By Ryan Yousefi
By Chuck Strouse
By Terrence McCoy
By Terrence McCoy
By Terrence McCoy
By Michael E. Miller
By Kyle Munzenrieder
By Michael E. Miller
Two days later the Coast Guard intercepted the boat in the Windward Passage. Taken aboard the ship, the passengers were forced to leave their meager luggage behind, and their vessel was sunk. They were taken to Guantanamo, which by spring was inundated by 12,000 refugees. Erithe and her husband were interviewed by the Immigration and Naturalization Service, determined to have a valid claim to political asylum, and in April, after having their blood tested for the AIDS virus, were paroled into the United States. They arrived at Homestead AFB with only the clothes on their backs.
A month later they were given a few hundred dollars, a book of food stamps, employment authorization cards, and released to fend for themselves. At Guantanamo Erithe had met another young mother from Pestel, and the Montvilles tagged along with her to her uncle's house in Florida City, renting the back two rooms in the bungalow next door. By now it was the middle of the summer. Erithe was three months pregnant. There was no case worker, no welfare checks, no government help, she told me. (According to the 1990 census, 34 percent of the Haitians in South Florida live below poverty level, yet perhaps because the Haitian culture is family oriented, with a tenacious work ethic that values self-sufficiency, only a small fraction of those eligible for welfare even bother to apply.) Unable to find steady employment, Erithe and her husband hired out as day laborers in the nearby groves, picking lemons and limes.

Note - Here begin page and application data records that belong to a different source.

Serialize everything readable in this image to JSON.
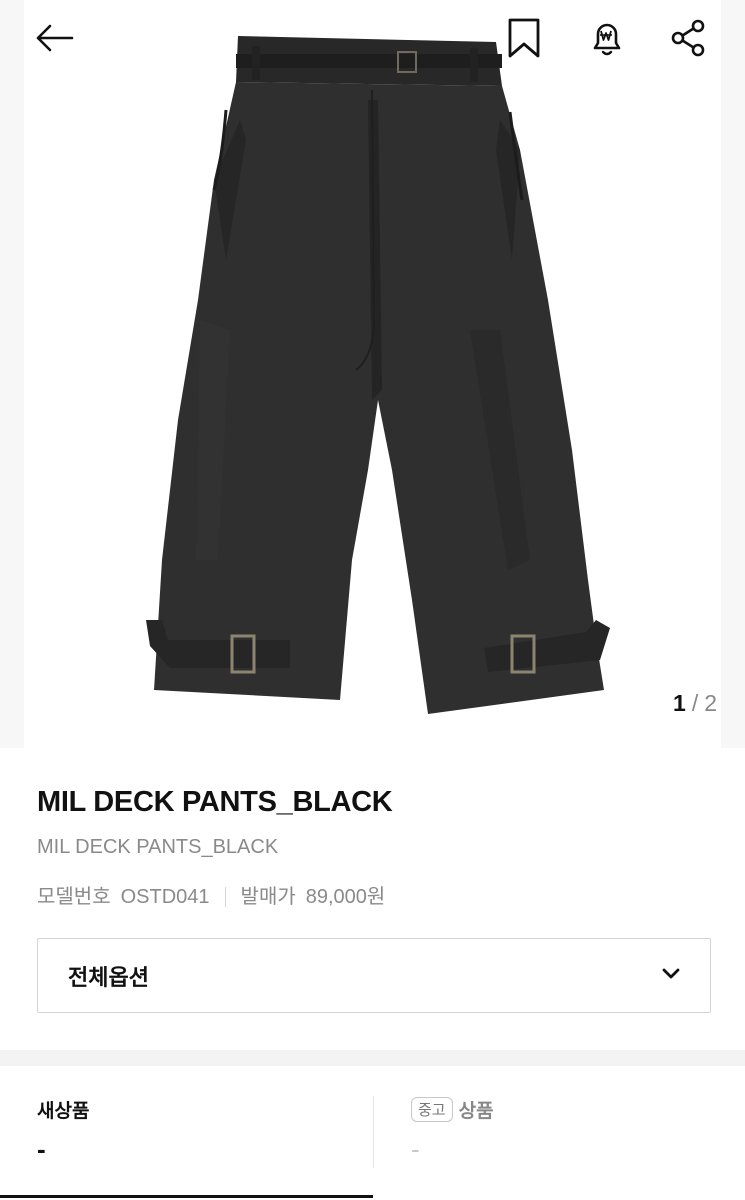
{
  "header": {
    "icons": [
      "back-arrow-icon",
      "bookmark-icon",
      "price-alert-icon",
      "share-icon"
    ]
  },
  "gallery": {
    "current": "1",
    "separator": "/",
    "total": "2"
  },
  "product": {
    "title": "MIL DECK PANTS_BLACK",
    "subtitle": "MIL DECK PANTS_BLACK",
    "model_label": "모델번호",
    "model_value": "OSTD041",
    "price_label": "발매가",
    "price_value": "89,000원"
  },
  "options": {
    "label": "전체옵션"
  },
  "conditions": {
    "new_label": "새상품",
    "new_value": "-",
    "used_badge": "중고",
    "used_label": "상품",
    "used_value": "-"
  },
  "colors": {
    "text": "#111111",
    "muted": "#8a8a8a",
    "border": "#d4d4d4",
    "fabric": "#2d2d2d"
  }
}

Then the hurricane came, its eye passing overhead. Erithe told me she screamed and screamed as pieces of her house blew away.
In the dirt yard between that house and the house of her friend, we sat on kitchen chairs in the middle of a wasted landscape, talking through a translator about her new life in America. The roofs of both houses were patched together with plywood scraps and plastic sheeting, their edges tacked down to truss-ends with flattened soda cans. Broken windows were replaced with cardboard; piles of shingles were mounded around storm-battered cars. Chickens ranged freely; pariah dogs foraged through frozen swirls of trash the hurricane had deposited in the fields. Rain still poured through countless leaks into Erithe's house, and there was no electricity, which meant she cooked her family's meals over a charcoal pot, as she had in Haiti. As I sat in the fierce sun, listening to her singsong Creole, it was difficult to gauge how her life had improved A but of course it had: Even if the government changed for the better in Haiti, she wanted to remain here, where at least life's cruelty was not institutionalized.
"I'm loaded with problems," said Erithe. She was prettily dressed in secondhand clothes, had the classically proportioned face of a fashion model, and was so terribly shy I felt I had captured her. "How will these problems get solved? I don't know. God will help me.
At least in the United States I can find some help."
She wanted to learn to read and write, then be trained for a trade, she wasn't sure what, never having had the luxury to think realistically about such prospects. None of this would happen any time soon, since before the month was out she'd be scrambling to find a ride to Jackson Memorial Hospital to give birth to her third child. As we waited for her husband to return from the tree nursery where he had found permanent employment, a jitney pulled up and out came Erithe's four-year-old, home from day care, and before long both of Erithe's daughters were tugging at their mother's arm, cranky and whining. Erithe gave a stoic sigh.
"We have had nothing to eat today," she said, "and there's no more juice for the children."
Any understanding of the Haitian experience in the United States begins at the Krome North Service Processing Center, on the edge of the Everglades just south of Tamiami Trail, where the INS detains illegal aliens, the overwhelming majority of them Haitian refugees seeking political asylum, for months and sometimes years, until these refugees are inevitably deported. More than one observer has likened Krome to a concentration camp, and although that label is hyperbolic and unfair, it casts a gloomy shadow of truth, because Krome exists on the threshold of an expanding American intolerance toward the world's downtrodden and their dream of sanctuary within our border.
This winter I visited Krome three times. No journalist had been granted access to the facility's interiors since last summer, after a devastating barracks fire, then the hurricane, disrupted an operation already trademarked by controversy. On my third try, however, after a two-week hunger strike by the Haitian detainees fizzled out in early January, Mike Rozos, Krome's second-in-command, judged his house sufficiently in order to agree to my request for a walk-through.
In 1980 Krome A an old Department of Defense missile base built in the Sixties A was appropriated by the INS and used as a human stock pen during the Mariel boatlift. By 1981 the Marielitos were gone but the Haitians A 200 of them, shoulder to shoulder A were not. Riots broke out, suicides were attempted. The federal courts capped Krome's population at a more humane level, though the Reagan administration refused to provide secure legal status, as it had the Cubans, to the detainees it was required to release, and Haitians have been trapped inside Krome's pointedly glacial loop ever since.